The proliferation of online petitions allows us to register our protests at the touch of a button. But do they change anything?
Ed Sheeran hits back after being labelled too boring to headline festivals

'You need me, I don’t need you'

Ed Sheeran hits back after being labelled too boring to headline festivals
How to Get Away with Murder: Shonda Rhimes reinvents the legal drama

How to Get Away with Murder

Shonda Rhimes reinvents the legal drama
A cup of tea is every worker's right

Hard to swallow

Three hospitals in Leicester have banned their staff from drinking tea and coffee in public areas. Christopher Hirst explains why he thinks that a cuppa is every worker's right
Which animals are nearly extinct?

Which animals are nearly extinct?

Conservationists in Kenya are in mourning after the death of a white northern rhino, which has left the species with a single male. These are the other species on the brink
12 best children's shoes

Perfect for leaf-kicking: 12 best children's shoes

Find footwear perfect to keep kids' feet protected this autumn
Anderlecht vs Arsenal: Gunners' ray of light Aaron Ramsey shines again

Arsenal’s ray of light ready to shine again

Aaron Ramsey’s injury record has prompted a club investigation. For now, the midfielder is just happy to be fit to face Anderlecht in the Champions League
Comment: David Moyes' show of sensitivity thrown back in his face by former Manchester United manager Sir Alex Ferguson

Moyes’ show of sensitivity thrown back in his face... by Ferguson

Manchester United legend tramples on successor who resisted criticising his inheritance
Two super-sized ships have cruised into British waters, but how big can these behemoths get?

Super-sized ships: How big can they get?

Two of the largest vessels in the world cruised into UK waters last week
British doctors on brink of 'cure' for paralysis with spinal cord treatment

British doctors on brink of cure for paralysis

Sufferers can now be offered the possibility of cure thanks to a revolutionary implant of regenerative cells
Ranked seventh in world’s best tourist cities - not London, or Edinburgh, but Salisbury

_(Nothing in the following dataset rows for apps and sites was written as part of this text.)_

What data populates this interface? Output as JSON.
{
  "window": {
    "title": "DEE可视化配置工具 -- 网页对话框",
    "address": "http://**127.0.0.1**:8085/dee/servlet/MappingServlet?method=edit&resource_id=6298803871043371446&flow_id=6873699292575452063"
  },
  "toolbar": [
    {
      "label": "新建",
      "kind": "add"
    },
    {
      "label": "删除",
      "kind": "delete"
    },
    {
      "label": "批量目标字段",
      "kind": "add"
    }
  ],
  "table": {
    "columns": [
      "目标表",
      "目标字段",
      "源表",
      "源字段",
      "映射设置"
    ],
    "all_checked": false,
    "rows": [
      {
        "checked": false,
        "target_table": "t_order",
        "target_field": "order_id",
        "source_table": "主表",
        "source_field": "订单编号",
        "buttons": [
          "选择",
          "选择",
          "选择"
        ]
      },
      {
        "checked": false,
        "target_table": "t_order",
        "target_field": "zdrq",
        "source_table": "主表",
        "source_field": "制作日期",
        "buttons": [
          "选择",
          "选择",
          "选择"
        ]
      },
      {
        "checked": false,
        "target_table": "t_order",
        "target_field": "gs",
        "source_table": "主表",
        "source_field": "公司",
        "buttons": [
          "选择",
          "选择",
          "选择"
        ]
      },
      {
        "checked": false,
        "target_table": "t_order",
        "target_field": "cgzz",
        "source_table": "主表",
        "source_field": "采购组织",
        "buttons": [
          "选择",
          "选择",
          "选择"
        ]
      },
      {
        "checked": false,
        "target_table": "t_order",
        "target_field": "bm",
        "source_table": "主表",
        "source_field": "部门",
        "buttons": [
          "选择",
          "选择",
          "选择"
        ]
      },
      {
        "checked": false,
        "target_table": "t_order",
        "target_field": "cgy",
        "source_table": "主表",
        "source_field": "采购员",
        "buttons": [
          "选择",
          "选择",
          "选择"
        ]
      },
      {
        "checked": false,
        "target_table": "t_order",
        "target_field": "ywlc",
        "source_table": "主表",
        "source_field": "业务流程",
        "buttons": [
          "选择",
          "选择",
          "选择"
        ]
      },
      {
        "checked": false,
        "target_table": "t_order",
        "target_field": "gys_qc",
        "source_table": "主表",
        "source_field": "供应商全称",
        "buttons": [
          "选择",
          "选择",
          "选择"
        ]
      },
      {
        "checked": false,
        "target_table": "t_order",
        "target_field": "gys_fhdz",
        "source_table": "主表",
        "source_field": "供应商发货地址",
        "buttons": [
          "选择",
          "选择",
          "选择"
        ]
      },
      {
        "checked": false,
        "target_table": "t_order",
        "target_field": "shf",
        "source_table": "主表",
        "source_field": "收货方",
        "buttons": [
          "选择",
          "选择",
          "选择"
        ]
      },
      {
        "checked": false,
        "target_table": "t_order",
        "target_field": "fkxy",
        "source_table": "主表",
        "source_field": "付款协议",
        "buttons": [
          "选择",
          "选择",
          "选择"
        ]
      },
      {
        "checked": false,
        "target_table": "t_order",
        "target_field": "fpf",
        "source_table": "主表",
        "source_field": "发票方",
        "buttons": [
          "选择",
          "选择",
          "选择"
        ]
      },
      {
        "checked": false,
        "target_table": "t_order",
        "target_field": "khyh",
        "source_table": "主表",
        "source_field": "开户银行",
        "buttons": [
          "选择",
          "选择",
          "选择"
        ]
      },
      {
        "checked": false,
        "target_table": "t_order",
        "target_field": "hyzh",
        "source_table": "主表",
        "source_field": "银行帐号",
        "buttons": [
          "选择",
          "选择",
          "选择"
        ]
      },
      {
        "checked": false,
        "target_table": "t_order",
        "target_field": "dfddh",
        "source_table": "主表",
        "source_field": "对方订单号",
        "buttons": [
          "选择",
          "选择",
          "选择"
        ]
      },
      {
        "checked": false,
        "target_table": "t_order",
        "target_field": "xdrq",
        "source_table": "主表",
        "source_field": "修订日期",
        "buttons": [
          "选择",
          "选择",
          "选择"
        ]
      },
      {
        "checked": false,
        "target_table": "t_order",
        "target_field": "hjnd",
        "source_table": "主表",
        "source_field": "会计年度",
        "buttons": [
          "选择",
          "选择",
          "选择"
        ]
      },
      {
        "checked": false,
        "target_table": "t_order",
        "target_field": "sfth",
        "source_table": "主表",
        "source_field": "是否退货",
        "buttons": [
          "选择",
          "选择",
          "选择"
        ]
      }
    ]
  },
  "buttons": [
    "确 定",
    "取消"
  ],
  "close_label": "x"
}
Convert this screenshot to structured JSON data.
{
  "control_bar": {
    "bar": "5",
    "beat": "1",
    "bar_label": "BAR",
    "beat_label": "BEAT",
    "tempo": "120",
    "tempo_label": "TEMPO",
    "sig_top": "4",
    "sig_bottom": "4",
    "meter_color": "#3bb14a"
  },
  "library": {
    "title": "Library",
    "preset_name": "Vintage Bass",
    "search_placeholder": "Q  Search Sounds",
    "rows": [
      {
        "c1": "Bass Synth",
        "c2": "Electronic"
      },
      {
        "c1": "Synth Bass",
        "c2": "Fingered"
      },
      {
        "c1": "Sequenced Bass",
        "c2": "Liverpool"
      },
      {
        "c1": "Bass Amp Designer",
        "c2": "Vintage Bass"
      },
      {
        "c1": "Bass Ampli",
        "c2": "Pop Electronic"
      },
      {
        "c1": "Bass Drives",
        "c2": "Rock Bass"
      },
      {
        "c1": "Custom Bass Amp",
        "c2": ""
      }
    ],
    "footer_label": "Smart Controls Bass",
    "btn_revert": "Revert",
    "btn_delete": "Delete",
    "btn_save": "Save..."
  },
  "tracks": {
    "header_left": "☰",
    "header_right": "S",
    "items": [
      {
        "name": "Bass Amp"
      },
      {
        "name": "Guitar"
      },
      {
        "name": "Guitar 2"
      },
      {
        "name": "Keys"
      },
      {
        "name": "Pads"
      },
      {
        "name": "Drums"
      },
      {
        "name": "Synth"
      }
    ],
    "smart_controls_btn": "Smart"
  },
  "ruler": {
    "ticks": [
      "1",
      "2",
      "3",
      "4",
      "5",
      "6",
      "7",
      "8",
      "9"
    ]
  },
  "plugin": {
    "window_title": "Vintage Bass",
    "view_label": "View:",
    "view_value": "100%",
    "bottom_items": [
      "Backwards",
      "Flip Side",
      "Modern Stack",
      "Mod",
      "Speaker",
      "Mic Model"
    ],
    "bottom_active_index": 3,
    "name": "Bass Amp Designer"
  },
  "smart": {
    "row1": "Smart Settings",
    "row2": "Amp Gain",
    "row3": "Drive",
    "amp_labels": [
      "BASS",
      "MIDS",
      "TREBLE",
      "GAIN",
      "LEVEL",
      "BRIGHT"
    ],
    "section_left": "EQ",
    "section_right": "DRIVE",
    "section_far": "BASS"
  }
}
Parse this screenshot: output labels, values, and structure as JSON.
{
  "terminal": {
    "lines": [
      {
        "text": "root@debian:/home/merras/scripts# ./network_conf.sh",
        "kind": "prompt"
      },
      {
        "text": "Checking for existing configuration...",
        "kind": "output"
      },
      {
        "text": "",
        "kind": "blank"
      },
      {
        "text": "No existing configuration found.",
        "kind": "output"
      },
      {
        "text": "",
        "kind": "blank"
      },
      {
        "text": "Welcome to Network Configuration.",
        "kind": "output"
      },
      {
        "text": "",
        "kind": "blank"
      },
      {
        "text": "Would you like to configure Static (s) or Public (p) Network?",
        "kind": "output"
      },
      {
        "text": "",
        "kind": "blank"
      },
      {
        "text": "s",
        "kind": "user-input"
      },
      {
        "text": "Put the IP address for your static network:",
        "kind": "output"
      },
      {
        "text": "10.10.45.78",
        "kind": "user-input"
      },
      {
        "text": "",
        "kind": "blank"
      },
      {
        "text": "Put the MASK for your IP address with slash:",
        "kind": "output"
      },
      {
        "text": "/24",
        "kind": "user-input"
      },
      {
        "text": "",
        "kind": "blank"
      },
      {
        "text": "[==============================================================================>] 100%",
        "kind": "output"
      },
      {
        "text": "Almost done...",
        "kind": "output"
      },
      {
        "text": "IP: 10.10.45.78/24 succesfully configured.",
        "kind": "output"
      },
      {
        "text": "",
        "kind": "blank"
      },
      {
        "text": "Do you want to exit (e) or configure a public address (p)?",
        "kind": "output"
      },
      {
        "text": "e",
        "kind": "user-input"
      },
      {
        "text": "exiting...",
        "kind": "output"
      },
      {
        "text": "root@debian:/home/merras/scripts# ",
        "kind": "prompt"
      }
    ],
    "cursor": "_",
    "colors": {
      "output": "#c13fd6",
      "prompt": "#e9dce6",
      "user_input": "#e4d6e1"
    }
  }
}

Lonely Planet’s Best in Travel 2015

UK city beats Vienna, Paris and New York to be ranked seventh in world’s best tourist destinations - but it's not London